*** Begin section ***

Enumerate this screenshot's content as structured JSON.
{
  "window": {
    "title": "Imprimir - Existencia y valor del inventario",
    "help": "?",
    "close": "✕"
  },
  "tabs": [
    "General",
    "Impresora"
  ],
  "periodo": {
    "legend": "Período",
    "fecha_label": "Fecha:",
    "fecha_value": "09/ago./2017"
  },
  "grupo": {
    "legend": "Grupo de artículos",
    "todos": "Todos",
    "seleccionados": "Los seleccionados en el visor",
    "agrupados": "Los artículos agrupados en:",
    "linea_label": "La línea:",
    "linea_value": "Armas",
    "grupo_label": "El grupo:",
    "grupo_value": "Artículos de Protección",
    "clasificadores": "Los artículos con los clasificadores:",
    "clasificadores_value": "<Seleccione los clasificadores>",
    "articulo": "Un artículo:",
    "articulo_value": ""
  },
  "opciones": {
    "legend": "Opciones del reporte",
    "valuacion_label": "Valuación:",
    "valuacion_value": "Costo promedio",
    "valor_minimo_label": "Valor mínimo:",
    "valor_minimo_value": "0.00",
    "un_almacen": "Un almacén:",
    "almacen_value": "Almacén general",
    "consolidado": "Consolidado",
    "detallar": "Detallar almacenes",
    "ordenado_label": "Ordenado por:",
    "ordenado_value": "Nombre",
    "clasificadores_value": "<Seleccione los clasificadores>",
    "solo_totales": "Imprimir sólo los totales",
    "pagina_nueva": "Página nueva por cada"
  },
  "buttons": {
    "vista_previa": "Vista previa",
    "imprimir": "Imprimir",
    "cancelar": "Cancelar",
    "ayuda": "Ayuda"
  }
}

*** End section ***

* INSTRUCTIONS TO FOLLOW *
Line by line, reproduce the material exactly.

* ANSWER FOR THE TASK *
Enumerate this screenshot's content as structured JSON.
{
  "window": {
    "title": "Imprimir - Existencia y valor del inventario",
    "help": "?",
    "close": "✕"
  },
  "tabs": [
    "General",
    "Impresora"
  ],
  "periodo": {
    "legend": "Período",
    "fecha_label": "Fecha:",
    "fecha_value": "09/ago./2017"
  },
  "grupo": {
    "legend": "Grupo de artículos",
    "todos": "Todos",
    "seleccionados": "Los seleccionados en el visor",
    "agrupados": "Los artículos agrupados en:",
    "linea_label": "La línea:",
    "linea_value": "Armas",
    "grupo_label": "El grupo:",
    "grupo_value": "Artículos de Protección",
    "clasificadores": "Los artículos con los clasificadores:",
    "clasificadores_value": "<Seleccione los clasificadores>",
    "articulo": "Un artículo:",
    "articulo_value": ""
  },
  "opciones": {
    "legend": "Opciones del reporte",
    "valuacion_label": "Valuación:",
    "valuacion_value": "Costo promedio",
    "valor_minimo_label": "Valor mínimo:",
    "valor_minimo_value": "0.00",
    "un_almacen": "Un almacén:",
    "almacen_value": "Almacén general",
    "consolidado": "Consolidado",
    "detallar": "Detallar almacenes",
    "ordenado_label": "Ordenado por:",
    "ordenado_value": "Nombre",
    "clasificadores_value": "<Seleccione los clasificadores>",
    "solo_totales": "Imprimir sólo los totales",
    "pagina_nueva": "Página nueva por cada"
  },
  "buttons": {
    "vista_previa": "Vista previa",
    "imprimir": "Imprimir",
    "cancelar": "Cancelar",
    "ayuda": "Ayuda"
  }
}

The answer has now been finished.